Like a fun and gritty combination of Jack Hill’s exploitation best and the notorious Chesty Morgan revenge films of Doris Wishman, Philip Cable’s Vampiress: Lady of the Night is like a glorious trip back in time in the AIP Time Machine.
After the murder of her best friend, enterprising streetwalker Danielle’s efforts to get back at the syndicate that killed her, find her on the waking end of a bullet, as well. Fortunately, Danielle was bitten by a mysterious night dweller moments before her murder and takes advantage of the afterlife to exact some powerful, soul sucking revenge on her enemies.
Filled to the brim with bungling mobsters, corrupt cops, beautiful women and sex driven men, Vampiress: Lady of the Night features a sarcastically tight performance from Colette Mazolla as a wicked henchwoman and some fine work from the handsome, charisma laden Cary Brayboy and M. Reed Jordon, as well.
This show truly belongs to legendary Scream Queen Deborah Dutch (as Danielle), though.

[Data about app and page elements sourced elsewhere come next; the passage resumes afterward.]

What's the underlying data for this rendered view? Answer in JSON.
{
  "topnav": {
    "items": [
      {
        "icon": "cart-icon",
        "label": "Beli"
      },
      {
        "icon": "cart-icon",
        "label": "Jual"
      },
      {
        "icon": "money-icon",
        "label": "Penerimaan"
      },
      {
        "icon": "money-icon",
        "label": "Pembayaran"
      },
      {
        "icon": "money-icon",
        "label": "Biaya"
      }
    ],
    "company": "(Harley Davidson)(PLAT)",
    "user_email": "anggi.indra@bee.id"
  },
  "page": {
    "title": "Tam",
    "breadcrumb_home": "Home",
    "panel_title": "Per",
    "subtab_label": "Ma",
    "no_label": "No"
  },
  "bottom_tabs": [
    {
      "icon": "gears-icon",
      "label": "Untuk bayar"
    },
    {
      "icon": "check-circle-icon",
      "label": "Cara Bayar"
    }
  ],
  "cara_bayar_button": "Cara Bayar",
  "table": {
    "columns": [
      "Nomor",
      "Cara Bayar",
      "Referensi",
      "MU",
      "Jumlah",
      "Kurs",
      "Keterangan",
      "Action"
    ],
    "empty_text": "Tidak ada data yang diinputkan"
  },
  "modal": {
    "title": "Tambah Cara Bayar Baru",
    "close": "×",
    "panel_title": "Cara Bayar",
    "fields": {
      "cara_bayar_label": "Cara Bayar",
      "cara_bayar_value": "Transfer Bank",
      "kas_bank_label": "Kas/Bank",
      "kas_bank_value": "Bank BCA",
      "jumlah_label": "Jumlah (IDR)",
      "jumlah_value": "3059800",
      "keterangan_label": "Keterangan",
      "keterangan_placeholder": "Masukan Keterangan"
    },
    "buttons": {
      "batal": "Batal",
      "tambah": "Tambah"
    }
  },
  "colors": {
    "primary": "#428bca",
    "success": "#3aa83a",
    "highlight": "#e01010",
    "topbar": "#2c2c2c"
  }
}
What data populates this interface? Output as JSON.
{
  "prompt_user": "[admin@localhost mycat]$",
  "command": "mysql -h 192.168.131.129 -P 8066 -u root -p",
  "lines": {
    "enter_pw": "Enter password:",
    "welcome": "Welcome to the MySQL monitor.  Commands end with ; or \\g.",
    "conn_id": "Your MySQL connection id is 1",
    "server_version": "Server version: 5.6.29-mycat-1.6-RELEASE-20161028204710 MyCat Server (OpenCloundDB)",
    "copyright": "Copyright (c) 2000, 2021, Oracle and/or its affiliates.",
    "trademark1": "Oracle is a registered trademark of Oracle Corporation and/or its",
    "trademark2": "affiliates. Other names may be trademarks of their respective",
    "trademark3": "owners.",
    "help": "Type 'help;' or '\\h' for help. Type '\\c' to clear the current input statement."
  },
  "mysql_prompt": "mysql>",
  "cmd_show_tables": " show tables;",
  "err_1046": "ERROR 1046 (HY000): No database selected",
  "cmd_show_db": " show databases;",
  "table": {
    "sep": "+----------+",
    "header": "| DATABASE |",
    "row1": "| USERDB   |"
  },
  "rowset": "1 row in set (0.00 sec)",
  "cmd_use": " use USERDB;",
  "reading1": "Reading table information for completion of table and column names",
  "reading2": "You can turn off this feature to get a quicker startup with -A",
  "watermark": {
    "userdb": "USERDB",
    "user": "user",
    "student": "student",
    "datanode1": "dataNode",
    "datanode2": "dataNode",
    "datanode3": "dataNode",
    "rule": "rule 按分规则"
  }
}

Dutch uses every bit of her Broadway training, major motion picture experimentation and indie goddess adventuring here to create a compassionate and truly believable human being (or un-human being, as the case may be). Trembling with the emotional weight that her character’s vengeance brings about while simultaneously creating a joyful and powerful woman, Dutch shines with conviction and truly proves why she has endured the poisonous slings and arrows of Hollywood while so many others have fallen in its mighty, starlet boiling wake.